- **HOW TO COMPLETE THIS TASK**
What lines in the entries below contain the word "placeholder"? Copy all of them.
-- MATERIAL TO PROCESS follows --
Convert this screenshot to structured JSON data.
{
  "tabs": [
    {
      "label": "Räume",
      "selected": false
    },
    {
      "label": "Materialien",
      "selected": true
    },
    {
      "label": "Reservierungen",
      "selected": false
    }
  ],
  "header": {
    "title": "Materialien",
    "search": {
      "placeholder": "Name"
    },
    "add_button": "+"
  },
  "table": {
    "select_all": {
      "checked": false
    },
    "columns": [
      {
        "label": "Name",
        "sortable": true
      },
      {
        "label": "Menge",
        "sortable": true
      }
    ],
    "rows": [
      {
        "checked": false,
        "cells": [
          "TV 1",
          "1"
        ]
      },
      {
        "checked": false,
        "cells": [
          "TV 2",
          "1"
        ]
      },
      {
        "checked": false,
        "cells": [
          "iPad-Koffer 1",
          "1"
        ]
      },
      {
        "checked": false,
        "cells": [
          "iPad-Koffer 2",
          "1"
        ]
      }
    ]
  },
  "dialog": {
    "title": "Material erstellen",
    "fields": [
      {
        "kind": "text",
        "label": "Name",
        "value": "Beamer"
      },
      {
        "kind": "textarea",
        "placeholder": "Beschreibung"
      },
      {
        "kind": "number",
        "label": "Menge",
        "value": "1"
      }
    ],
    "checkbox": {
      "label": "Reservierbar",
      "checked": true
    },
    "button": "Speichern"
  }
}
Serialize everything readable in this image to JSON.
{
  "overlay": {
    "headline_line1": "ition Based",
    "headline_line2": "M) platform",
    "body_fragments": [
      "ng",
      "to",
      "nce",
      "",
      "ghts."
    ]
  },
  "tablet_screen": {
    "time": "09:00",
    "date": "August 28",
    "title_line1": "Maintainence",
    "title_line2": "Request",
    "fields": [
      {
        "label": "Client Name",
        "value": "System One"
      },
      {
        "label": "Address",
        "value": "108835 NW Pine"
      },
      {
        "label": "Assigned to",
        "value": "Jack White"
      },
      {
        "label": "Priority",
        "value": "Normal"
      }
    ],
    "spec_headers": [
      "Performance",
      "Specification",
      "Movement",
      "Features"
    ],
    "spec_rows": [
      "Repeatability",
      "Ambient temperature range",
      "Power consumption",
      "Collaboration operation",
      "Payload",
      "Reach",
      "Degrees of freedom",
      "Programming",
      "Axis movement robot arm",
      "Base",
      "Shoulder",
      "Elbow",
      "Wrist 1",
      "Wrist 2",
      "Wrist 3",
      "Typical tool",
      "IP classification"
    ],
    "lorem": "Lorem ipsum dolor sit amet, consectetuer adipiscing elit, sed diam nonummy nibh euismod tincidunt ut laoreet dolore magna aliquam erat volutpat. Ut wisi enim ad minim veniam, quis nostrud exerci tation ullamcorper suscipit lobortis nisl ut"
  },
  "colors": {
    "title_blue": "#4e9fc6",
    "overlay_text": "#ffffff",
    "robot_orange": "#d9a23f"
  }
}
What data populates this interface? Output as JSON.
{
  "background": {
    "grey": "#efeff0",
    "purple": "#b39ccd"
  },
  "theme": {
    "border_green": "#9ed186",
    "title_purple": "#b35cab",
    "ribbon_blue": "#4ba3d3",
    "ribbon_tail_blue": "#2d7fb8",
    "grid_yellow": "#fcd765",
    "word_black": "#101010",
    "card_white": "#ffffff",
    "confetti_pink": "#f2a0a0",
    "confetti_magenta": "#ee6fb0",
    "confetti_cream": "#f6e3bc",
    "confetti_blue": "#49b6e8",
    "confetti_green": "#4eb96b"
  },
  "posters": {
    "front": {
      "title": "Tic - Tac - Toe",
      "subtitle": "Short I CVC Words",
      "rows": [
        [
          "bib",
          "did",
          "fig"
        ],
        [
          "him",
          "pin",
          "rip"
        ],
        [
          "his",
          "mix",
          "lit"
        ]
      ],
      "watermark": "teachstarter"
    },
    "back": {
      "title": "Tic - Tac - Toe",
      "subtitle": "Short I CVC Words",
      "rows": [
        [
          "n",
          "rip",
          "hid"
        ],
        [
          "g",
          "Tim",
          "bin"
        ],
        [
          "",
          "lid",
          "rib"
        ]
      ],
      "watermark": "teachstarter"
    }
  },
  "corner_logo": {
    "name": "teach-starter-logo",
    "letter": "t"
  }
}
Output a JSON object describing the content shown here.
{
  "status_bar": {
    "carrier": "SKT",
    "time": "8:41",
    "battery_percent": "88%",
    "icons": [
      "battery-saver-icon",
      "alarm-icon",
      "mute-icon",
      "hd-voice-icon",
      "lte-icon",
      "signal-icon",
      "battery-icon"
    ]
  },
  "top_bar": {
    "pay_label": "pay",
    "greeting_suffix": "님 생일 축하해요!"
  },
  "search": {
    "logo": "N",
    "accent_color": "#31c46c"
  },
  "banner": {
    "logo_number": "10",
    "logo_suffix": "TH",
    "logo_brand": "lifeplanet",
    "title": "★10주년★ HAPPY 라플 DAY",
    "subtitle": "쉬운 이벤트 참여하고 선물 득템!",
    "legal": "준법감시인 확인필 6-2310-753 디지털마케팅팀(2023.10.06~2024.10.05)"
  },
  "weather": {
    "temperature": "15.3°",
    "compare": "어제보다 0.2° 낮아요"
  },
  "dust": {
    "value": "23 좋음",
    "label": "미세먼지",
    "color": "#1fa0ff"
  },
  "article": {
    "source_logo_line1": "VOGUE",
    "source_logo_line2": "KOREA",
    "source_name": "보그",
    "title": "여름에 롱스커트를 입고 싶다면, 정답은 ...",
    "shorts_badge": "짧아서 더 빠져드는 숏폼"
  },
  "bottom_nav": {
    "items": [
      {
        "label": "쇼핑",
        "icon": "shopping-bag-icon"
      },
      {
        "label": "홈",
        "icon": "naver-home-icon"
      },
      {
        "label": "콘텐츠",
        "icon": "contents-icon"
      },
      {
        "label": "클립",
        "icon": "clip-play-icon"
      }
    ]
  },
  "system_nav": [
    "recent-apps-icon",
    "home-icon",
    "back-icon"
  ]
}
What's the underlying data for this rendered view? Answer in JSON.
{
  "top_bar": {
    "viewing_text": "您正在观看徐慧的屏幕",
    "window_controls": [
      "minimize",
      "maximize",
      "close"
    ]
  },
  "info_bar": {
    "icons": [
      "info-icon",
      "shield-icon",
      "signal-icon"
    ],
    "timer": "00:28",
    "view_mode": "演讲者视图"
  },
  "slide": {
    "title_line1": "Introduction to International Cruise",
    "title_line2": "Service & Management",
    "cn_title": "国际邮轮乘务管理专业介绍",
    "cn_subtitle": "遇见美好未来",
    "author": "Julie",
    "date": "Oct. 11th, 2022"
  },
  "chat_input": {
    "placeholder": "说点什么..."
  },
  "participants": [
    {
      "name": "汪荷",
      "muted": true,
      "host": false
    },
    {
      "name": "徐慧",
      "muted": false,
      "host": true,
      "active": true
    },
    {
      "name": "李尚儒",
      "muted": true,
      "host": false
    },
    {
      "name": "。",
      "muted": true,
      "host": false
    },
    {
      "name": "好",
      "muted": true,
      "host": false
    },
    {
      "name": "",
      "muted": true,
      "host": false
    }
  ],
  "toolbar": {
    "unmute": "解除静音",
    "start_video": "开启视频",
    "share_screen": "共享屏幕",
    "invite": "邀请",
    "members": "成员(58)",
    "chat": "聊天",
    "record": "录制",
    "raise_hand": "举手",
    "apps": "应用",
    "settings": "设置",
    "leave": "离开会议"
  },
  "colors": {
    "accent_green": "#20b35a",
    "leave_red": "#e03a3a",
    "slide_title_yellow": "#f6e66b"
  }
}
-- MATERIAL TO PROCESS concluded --
- **RESPONSE AREA**
      "placeholder": "Name"
        "placeholder": "Beschreibung"
    "placeholder": "说点什么..."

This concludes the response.